A new dating app being dubbed the ‘Halal Tinder’ is helping men meet widows online who will become their second — or third — wife.
With many other dating apps such as Tinder banned or severely frowned upon in Gaza, the matchmaking app — Wesal — is the first of its kind, New York Times reports.
Since being introduced in March this year, it has already led to 160 weddings. More than half of these were men marrying their second or third wives.
Under Islamic law, it is legal for men to marry up to four wives.
Wesal founder Hashem Sheikha, 33, said the project supported polygamy, adding that many men died in Gaza fighting wars and were survived by their wives.
“We want to spread joy and connections between people” and help them with “finding love and peace after going through a lot of suffering,” he said.
These widows eventually wanted to remarry, often for financial stability, he added.
Reham Owda, a Gaza-based writer on women’s issues, told the New York Times women who lost their husbands in wars were left with “difficult lives and few options”, and many gave in to pressure to marry their late husband’s brother or someone from the same political party for financial stability.
For these reasons, the online service was positive because it allowed women to “choose” their next husband “without fear and pressure in this religious and patriarchal society”, she said.

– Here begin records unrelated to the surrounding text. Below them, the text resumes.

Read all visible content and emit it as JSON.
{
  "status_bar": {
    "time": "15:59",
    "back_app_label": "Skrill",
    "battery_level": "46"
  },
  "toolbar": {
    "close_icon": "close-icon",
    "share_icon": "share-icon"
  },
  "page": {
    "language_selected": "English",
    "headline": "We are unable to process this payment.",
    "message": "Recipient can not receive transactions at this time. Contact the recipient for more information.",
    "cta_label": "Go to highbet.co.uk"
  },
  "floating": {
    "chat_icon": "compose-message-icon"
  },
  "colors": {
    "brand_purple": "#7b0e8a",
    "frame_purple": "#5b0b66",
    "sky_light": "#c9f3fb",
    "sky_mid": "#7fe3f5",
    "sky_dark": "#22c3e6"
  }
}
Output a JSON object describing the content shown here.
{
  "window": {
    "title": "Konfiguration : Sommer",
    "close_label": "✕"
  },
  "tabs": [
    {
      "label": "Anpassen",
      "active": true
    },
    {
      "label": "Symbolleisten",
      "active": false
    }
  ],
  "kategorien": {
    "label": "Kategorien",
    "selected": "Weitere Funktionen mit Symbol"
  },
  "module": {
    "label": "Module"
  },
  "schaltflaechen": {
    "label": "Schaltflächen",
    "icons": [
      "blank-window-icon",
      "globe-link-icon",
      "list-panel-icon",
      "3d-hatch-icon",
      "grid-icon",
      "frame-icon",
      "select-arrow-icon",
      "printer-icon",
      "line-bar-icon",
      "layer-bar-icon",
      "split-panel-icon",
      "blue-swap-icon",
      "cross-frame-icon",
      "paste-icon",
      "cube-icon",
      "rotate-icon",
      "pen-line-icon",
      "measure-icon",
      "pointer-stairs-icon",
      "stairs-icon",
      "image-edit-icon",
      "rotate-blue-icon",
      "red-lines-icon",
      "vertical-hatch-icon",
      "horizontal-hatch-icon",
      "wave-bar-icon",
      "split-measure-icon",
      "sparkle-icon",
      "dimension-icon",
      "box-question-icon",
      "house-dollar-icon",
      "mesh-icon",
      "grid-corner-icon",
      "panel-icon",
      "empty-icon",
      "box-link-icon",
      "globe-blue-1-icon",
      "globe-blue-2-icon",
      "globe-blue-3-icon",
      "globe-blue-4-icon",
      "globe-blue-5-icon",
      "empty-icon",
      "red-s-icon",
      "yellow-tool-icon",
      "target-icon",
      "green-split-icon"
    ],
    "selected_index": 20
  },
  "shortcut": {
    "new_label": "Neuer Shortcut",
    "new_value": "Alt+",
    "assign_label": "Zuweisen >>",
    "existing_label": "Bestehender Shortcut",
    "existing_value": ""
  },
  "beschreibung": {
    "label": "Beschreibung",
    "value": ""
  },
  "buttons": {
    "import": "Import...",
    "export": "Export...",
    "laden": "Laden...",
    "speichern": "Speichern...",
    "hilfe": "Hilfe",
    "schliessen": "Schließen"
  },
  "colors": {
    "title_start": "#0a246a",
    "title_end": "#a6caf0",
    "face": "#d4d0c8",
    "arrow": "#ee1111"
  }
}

Wesal not only helps widows but also those women who are divorced or never married.
When registering, users must complete an application with several questions which are traditionally important when choosing a spouse in Gaza tradition, such as place of residence, occupation, salary, marital status and the number of children.
They must also accept: “I swear by Allah the Great that all my information is accurate, and that I won’t use this website for entertainment.”
However, the site does not allow people to upload photos or chat online, to protect women and because it would be considered ‘haram’, which is forbidden under Islamic law.
“We are the halal version of American dating websites,” he said, using the word that connotes what is acceptable under Islamic tradition.
Instead, once a man and a woman have exchanged ‘likes’, the man is given his prospective bride’s address and has up to 48 hours to propose, which is traditionally done over coffee at home.
Traditionally, a man and woman will marry via a khattaba — a woman who visits homes with the groom’s mother to search for brides.
She inspects a potential bride’s body shape, skin colour, teeth, hair and other physical features.
Then a groom’s family will ask to go to the bride’s family’s house for a cup of coffee and a proposal will likely follow.
Sheikha said he wanted to challenge these longstanding customs and give women more power to choose for themselves.
“Our website encourages them to search for husbands by themselves, to truly choose and say what they like in the man,” he said.
“We also fight old traditions that say divorced women should not get married.”
Ghada Abu Mustafa married his second wife Majdi, a war widow, after meeting on Wesel. He was looking for a widow without children, between 25 and 30, from southern Gaza. She was looking for a married man.
He told the New York Times: “She is beautiful and a widow of a martyr at the same time,” Mr Abu Mustafa said.
“When I get wealthy, I will marry the third wife.”